Review: Celebration Arts’ A Raisin in the Sun
Lorraine Hansberry’s iconic A Raisin in the Sun isn’t produced much these days—a shame since the play about an African-American family trying to traverse the social and racial issues of 1950s Chicago still resonates.
Thankfully, Celebration Arts chose this family and cultural drama to unveil their new theater space—transitioning from their old East Sacramento digs into one of B Street Theatre’s former spaces at 27th and B.
On opening night, there was a distinct buzz and a sold-out house, with people being turned away. Those who did get in were able to witness not only a beautiful new space for a much-beloved company, but also a wonderful, heartfelt production with a talented cast, all under the direction of Celebration Arts founder James Wheatley.
This story of the Younger family is layered with familial, economic, racial, societal and cultural divisions. Matriarch Lena has to decide what to do with a $10,000 insurance settlement, and with money inevitably come decisions and drama. Mom wants to put a down payment on a house, son Walter wants to open a liquor store and daughter Beneatha is in need of medical school tuition.
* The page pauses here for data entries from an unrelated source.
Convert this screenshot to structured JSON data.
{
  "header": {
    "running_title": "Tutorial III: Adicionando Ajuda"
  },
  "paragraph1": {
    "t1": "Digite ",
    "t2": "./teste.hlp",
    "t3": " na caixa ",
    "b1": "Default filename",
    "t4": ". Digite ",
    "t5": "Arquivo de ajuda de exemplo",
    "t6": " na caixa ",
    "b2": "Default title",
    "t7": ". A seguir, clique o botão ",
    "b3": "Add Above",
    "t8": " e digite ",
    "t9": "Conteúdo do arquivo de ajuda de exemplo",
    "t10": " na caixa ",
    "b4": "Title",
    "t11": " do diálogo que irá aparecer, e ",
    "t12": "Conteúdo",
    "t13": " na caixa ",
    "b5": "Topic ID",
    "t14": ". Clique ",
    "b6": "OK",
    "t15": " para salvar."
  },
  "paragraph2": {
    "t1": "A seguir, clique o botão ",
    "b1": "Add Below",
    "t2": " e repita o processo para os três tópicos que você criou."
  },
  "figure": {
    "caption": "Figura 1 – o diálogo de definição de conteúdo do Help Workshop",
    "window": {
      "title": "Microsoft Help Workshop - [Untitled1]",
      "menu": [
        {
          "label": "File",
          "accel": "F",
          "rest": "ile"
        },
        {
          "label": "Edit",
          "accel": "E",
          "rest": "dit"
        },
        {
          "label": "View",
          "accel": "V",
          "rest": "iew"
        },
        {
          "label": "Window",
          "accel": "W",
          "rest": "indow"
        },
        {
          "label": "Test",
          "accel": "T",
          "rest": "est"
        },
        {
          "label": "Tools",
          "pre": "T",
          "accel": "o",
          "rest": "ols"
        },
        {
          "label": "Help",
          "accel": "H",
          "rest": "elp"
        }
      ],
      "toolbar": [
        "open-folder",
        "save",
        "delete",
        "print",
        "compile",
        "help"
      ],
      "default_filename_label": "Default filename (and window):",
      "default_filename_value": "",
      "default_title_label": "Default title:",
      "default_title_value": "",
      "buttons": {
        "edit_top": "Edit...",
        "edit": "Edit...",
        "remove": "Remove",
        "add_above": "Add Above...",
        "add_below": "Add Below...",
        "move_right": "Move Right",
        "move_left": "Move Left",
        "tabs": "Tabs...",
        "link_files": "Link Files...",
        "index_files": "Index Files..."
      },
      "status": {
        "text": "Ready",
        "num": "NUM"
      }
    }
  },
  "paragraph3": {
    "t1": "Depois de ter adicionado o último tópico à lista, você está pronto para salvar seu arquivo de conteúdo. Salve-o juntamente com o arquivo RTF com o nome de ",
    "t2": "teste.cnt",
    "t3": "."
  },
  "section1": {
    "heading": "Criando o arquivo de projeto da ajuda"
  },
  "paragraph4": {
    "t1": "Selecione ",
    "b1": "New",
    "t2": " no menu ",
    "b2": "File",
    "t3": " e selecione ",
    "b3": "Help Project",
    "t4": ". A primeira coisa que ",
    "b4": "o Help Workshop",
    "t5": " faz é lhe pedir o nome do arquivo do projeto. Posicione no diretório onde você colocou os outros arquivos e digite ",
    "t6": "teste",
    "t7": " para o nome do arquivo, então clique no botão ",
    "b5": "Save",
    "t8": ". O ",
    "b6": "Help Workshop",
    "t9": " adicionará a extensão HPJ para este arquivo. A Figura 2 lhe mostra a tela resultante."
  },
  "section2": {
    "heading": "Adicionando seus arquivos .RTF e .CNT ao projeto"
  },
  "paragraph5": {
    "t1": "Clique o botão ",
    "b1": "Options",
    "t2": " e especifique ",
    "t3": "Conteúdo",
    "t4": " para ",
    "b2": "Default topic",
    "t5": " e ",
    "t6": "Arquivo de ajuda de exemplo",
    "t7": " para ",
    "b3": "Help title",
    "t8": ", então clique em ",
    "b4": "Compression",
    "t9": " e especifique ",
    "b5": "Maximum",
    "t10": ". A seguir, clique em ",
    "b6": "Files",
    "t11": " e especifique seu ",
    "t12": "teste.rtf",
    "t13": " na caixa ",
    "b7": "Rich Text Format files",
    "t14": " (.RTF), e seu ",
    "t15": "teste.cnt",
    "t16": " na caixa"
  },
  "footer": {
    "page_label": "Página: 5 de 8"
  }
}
Kudos to the cast, a talented group that works in wonderful unison: K.T. Masala as the matriarch, James Ellison III as son Walter, Brooklyn Solomon as his wife Ruth and Alexandra Barthel as Beneatha.